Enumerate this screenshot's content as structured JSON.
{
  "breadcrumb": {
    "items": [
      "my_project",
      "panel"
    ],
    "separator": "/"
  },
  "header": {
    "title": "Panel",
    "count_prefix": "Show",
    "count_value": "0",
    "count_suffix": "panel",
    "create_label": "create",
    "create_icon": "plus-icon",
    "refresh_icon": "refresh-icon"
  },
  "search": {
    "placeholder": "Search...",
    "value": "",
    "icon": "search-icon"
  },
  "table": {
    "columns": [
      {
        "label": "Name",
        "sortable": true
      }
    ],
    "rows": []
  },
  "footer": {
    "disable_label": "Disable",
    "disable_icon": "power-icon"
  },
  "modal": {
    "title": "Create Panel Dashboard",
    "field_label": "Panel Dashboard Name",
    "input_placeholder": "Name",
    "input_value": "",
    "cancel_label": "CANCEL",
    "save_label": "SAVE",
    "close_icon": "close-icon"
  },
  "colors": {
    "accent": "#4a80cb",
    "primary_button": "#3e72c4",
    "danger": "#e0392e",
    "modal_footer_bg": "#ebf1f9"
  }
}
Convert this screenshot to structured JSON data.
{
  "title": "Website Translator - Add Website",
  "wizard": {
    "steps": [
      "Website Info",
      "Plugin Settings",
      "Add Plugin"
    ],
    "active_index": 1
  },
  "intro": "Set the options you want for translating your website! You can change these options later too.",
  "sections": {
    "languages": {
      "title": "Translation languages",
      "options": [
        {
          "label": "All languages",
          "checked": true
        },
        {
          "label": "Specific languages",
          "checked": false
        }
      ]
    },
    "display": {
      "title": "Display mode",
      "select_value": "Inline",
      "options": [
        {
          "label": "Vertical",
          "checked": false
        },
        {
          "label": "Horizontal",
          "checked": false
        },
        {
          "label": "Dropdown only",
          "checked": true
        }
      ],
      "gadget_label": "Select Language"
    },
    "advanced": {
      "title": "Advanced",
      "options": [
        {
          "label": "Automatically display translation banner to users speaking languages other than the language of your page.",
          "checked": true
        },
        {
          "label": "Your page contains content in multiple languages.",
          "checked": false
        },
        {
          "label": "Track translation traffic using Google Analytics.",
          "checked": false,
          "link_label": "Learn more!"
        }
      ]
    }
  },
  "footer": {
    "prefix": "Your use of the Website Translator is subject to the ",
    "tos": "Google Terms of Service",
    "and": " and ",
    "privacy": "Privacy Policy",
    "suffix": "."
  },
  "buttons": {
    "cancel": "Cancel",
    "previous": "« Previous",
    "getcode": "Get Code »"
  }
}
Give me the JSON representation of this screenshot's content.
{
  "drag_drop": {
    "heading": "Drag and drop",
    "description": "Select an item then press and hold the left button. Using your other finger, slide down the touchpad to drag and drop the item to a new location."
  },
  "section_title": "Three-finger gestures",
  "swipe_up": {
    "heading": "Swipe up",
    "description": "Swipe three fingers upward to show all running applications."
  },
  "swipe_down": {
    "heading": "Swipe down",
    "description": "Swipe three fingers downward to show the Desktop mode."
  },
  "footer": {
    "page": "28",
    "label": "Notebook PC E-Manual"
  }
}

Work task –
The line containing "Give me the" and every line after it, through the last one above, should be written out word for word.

Reply to the exercise –
Give me the JSON representation of this screenshot's content.
{
  "drag_drop": {
    "heading": "Drag and drop",
    "description": "Select an item then press and hold the left button. Using your other finger, slide down the touchpad to drag and drop the item to a new location."
  },
  "section_title": "Three-finger gestures",
  "swipe_up": {
    "heading": "Swipe up",
    "description": "Swipe three fingers upward to show all running applications."
  },
  "swipe_down": {
    "heading": "Swipe down",
    "description": "Swipe three fingers downward to show the Desktop mode."
  },
  "footer": {
    "page": "28",
    "label": "Notebook PC E-Manual"
  }
}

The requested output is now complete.